Activities: Visually, 8 of the 11 activities: NEW ORDER, SENT TO WAREHOUSE, PACKING, PACKAGING, SHIPPING, TRANSIT, OUT DELIVERY and DELIVERED are used a lot and about the same (large circle), while the remaining 3 are less used (smaller circle).

Links: Visually, the following links are more used than others.


4 other links (with thinner links) are used less. Can you spot them?

Show More Information

ProcessChampion comes with a lot of configurations that can be added on the visual. In Power BI, open the configuration settings. We will focus on the first 4.

  • Show Use Count (Default: On) – This switches on/off the use of size as use count
  • Show Use Count Label (Default: Off) – This switches on/off a label which shows use count
  • Show Average Duration (Default: On) – This switches on/off the use of color as average duration
  • Show Average Duration Label (Default: Off) – this switches on/off a label which shows average duration.

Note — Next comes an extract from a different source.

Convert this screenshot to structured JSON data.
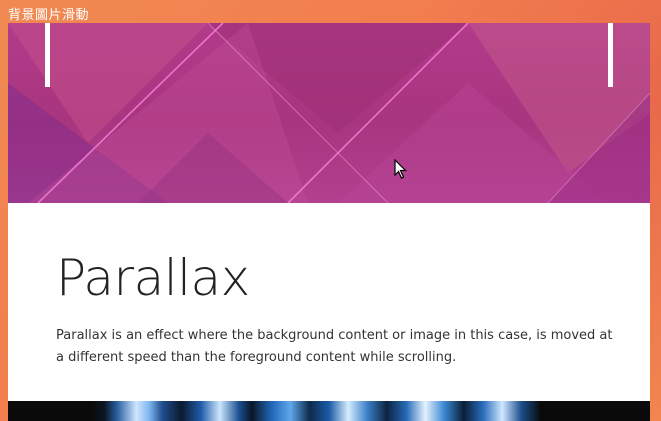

These give you more indication and information for analysis. Both Use Count and Average Duration are presented. You can further validate the bottlenecks you have identified.

Using Measuring Tape

By now you would have some conclusions and impressions on where and what to look. To further enhance your findings you can use the measuring tape feature.

Measuring Tape Icon

Click on the measuring tape icon (on the bottom of the visual) to activate it. To use the measuring tape:

  • Step 1. Click (press and release) on an activity, e.g. NEW ORDER. Remember to release the button.
  • Step 2. Click on another activity, e.g. TRANSIT.
  • View the results of the measuring tape. It says “6h23m3s 49”

The result of this measurement means that events from NEW ORDER to TRANSIT take an average of 6 hours, 23 minute and 3 seconds and it has been used 49 times.

Try it on other pairs. If there is no relationship between any two activities, the measuring tape will show “No Path“. Now try it on other activity pairs.

NEW ORDER -> OUT DELIVERY (Average 13 Hours, 35 Minute and 11 Second, 49 times)

TRANSIT -> OUT DELIVERY (7 hours, 12 Minute and 7 Second, 49 times).

You can use the measuring tape to measure activities which are not linked directly and get a good sense of average duration across the entire process.


Well done! You have successfully used Power BI and ProcessChampion to identify potential process bottlenecks.

It is pretty straight forward isn’t it? f you think that the activity OUT DELIVERY may potentially be the bottleneck, you are spot on. The data set is a mock up of real world operations. It is typical of an online shopping process and tracking where the delivery stage takes the longest. To reduce this bottleneck, major online shopping portals set up distribution and logistical warehouse in major cities to deliver their goods within hours, a great improvement in user experience.

A few things to note:

Choosing the next best spot to improve

Sometimes the most utilized activity cannot be improved. This can be due to controls not within your reach, or the activity is fixed and cannot be changed. In such case, continue to traverse the rest of the activities and links to find the next best spot/activity to improve.

Shifting Bottlenecks

Another common phenomenon is the shifting bottleneck issue. When one area is improved, the bottleneck may shift to another part of the process. This is fairly common in process improvement. Simply repeat the analysis using new data for validation and ongoing improvement.

Prolonging activities

Whilst not as common, you may have to extend the duration of the average process instead of shortening it. In this case, you may start by investigating the activity which runs the shortest (light blue). However, we find it easier and usually have more success by extending the duration of a long activity even longer.

Next Steps

Well done!

  • Try it with your own Event Logs. If you have trouble getting event logs, read our blog on event logs and where to find them.
  • Further reading: Streamline your process, set and align your process to improvement goals.
  • Further questions? Contact our consulting team at support (at)